I wanted to know, “Why weren’t you bored?”

“It seemed like something was always happening,” she replied.  I reminded her that the libretto is mostly long, self-explanatory monologues, or mere exchanges of names, in which very little happens, although symbolically the language is rich, but I also hinted that in the music things are always happening.  “That might have been it,” she said, but “that was weird too.”  “How so,” I wanted to know.  “Because,” as she said, “when she died, it was beautiful.”

A majority of students agreed that the music generally held their attention. The Liebestod at the end of Act III, as another coed put it, “was like movie music.”  The opportunity arose to reverse the observation: Movie music is like Wagner’s music.

A coed who identified herself as having marched in her high school band and played in the associated wind ensemble, took a deep impression from hearing Wagner’s full orchestra, with its miraculous blending of strings and winds.  She sensed that the music was “always changing the key – not like in the music we played in the band.”  She described the effect as “stressful,” adding that “it’s a kind of tension, when you don’t know what’s going to happen next.”  This student, too, found that “the story got better from the music.”

The young woman’s diction is perhaps immature and yet she gives evidence of assimilating the conventions of Wagner’s masterwork.  Such an initial coming-to-terms with the object is, naturally, better than no coming-to-terms at all.

The educational status quo has left my students, who after all are merely a sampling of the contemporary American undergraduate, badly deprived. Their education, even in college, once they get there, leaves them bereft of high-cultural experience.

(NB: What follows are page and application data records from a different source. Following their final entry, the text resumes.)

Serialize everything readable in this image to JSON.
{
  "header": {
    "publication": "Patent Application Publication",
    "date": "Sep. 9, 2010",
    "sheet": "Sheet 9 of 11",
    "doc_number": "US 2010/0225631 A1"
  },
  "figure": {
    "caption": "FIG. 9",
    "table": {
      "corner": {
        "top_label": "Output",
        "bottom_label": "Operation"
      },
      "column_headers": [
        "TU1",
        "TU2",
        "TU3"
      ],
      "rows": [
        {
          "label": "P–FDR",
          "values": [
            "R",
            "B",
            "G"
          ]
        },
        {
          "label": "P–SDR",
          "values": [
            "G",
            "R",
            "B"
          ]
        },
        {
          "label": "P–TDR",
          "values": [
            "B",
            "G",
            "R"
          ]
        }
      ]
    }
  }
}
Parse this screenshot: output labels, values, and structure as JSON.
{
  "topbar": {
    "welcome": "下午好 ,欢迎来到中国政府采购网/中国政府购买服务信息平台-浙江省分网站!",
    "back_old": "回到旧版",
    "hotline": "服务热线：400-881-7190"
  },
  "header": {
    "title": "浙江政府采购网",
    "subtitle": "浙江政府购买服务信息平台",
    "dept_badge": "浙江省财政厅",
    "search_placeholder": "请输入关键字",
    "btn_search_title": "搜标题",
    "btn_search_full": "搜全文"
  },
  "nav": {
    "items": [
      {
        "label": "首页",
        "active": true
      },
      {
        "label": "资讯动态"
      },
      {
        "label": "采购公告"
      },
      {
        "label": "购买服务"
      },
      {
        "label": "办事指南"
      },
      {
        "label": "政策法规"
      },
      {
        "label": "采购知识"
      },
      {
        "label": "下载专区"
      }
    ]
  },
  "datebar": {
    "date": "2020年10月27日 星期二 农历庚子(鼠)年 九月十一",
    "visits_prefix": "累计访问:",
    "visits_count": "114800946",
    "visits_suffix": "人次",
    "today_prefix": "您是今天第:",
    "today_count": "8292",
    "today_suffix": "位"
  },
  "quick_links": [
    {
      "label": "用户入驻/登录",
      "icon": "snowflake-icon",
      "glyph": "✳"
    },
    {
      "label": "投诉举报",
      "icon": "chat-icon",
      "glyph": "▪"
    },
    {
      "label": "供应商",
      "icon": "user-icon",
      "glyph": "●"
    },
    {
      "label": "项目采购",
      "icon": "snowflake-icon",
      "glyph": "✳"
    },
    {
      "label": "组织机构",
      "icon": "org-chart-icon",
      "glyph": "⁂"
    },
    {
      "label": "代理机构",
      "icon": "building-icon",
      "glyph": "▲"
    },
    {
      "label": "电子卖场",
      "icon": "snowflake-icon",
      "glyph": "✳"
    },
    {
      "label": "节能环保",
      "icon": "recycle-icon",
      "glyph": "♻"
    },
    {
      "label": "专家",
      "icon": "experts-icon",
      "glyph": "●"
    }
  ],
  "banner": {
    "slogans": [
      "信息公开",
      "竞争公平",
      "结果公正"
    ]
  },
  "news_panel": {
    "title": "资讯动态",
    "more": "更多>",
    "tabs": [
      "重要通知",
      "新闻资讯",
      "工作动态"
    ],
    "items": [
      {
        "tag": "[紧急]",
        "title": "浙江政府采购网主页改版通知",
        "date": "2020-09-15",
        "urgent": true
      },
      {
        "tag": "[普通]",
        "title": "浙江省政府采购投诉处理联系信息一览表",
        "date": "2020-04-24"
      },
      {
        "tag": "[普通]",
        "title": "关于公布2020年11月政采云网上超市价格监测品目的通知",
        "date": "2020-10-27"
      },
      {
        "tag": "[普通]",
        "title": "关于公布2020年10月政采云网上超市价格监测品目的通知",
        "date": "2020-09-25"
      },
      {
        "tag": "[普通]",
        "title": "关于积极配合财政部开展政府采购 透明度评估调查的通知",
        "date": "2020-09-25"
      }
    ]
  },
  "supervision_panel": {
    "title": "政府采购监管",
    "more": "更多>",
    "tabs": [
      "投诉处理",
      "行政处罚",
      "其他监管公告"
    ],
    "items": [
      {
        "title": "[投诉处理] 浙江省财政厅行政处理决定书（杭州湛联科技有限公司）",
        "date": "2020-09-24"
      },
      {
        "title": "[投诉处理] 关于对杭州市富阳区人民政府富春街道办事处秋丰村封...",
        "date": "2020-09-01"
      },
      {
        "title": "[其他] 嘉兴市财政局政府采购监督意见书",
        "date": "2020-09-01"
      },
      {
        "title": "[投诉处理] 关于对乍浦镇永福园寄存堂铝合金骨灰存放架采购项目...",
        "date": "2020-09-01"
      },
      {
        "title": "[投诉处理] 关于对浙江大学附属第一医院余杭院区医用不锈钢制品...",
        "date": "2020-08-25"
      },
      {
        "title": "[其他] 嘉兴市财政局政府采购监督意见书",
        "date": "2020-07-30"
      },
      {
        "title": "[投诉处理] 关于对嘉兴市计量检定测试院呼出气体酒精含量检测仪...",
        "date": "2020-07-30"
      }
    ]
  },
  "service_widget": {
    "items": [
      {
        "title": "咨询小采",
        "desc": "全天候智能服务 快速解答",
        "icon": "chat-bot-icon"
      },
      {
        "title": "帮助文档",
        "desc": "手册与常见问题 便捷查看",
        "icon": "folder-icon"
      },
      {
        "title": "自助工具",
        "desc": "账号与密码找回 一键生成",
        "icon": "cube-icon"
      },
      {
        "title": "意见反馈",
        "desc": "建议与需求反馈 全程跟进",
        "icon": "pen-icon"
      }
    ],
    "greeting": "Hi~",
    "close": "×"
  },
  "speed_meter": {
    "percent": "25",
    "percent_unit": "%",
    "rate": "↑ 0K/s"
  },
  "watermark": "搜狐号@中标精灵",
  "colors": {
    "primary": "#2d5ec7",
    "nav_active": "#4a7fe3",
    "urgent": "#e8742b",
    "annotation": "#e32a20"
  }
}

That is a pity because taste tends to become fixed in late adolescence. They will never respond to esthetic sublimity unless they have an opportunity to experience it. Providentially, the “smart classroom” enables a few to have that opportunity.